_EXERCISE BRIEF_
The reply should be a single number: the count of lines below that contain the word "School".
....
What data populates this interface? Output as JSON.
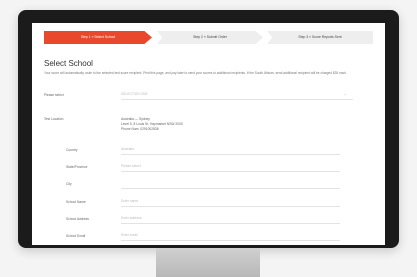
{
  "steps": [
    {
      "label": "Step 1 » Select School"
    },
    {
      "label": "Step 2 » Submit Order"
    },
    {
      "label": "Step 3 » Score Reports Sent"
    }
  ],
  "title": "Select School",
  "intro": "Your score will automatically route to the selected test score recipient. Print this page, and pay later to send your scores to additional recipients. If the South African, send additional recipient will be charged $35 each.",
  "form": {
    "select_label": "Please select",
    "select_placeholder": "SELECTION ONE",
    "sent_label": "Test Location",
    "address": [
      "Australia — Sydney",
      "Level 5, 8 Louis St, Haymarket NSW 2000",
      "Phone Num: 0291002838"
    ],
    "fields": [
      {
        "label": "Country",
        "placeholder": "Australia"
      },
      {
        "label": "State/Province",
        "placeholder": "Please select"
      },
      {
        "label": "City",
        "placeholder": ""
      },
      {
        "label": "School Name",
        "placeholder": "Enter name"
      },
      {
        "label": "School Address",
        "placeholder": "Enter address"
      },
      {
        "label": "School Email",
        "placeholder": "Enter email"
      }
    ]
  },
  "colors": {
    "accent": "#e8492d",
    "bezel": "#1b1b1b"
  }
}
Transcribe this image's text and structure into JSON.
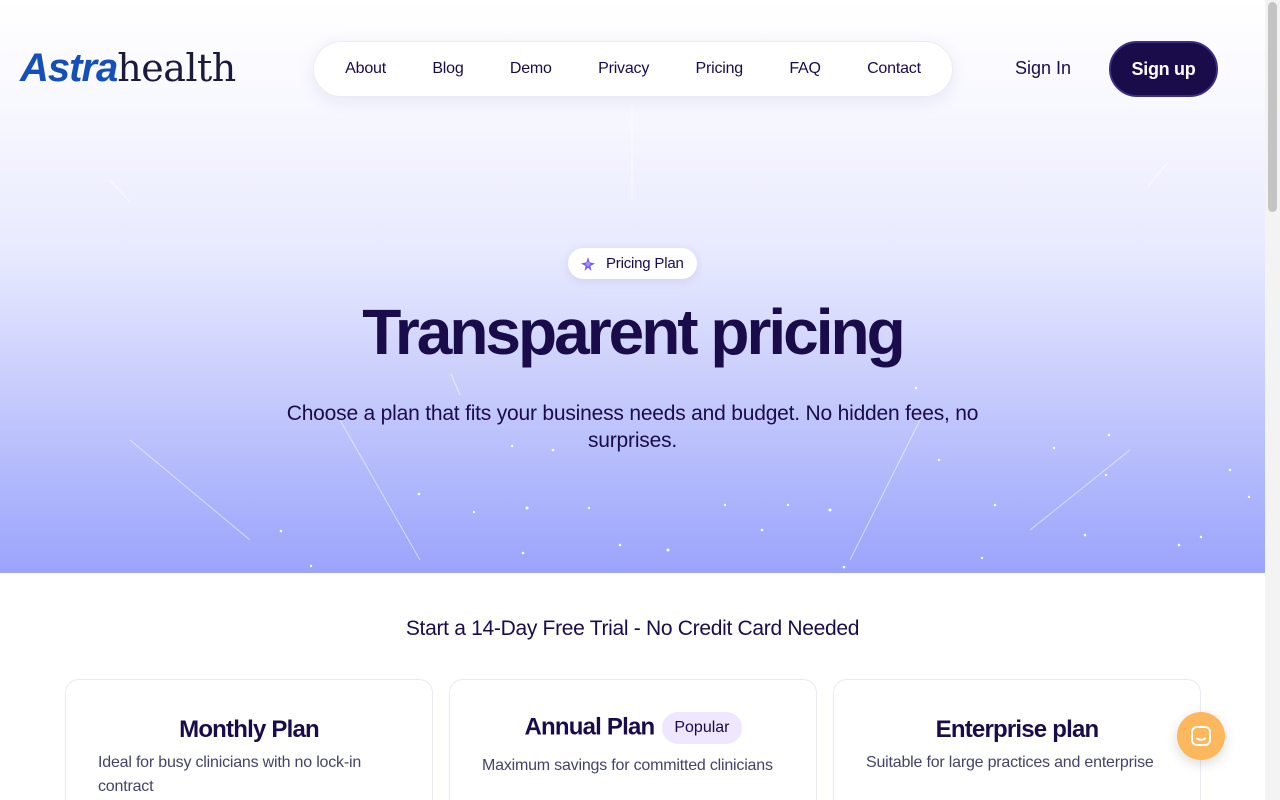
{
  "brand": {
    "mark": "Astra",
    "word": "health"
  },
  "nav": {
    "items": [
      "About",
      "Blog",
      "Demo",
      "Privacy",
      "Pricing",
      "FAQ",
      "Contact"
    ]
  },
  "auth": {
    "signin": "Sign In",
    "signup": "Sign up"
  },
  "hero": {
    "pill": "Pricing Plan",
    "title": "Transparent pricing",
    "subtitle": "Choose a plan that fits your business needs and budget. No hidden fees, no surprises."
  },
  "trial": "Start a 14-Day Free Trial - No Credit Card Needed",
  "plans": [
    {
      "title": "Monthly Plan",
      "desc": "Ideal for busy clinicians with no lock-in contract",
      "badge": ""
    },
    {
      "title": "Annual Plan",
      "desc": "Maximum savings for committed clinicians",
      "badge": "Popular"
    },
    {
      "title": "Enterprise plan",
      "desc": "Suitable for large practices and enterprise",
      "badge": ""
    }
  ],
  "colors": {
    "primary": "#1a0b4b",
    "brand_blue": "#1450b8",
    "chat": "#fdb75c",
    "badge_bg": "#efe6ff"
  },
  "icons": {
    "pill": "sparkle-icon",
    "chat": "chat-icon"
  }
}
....
_RESULT OF THE EXERCISE_
5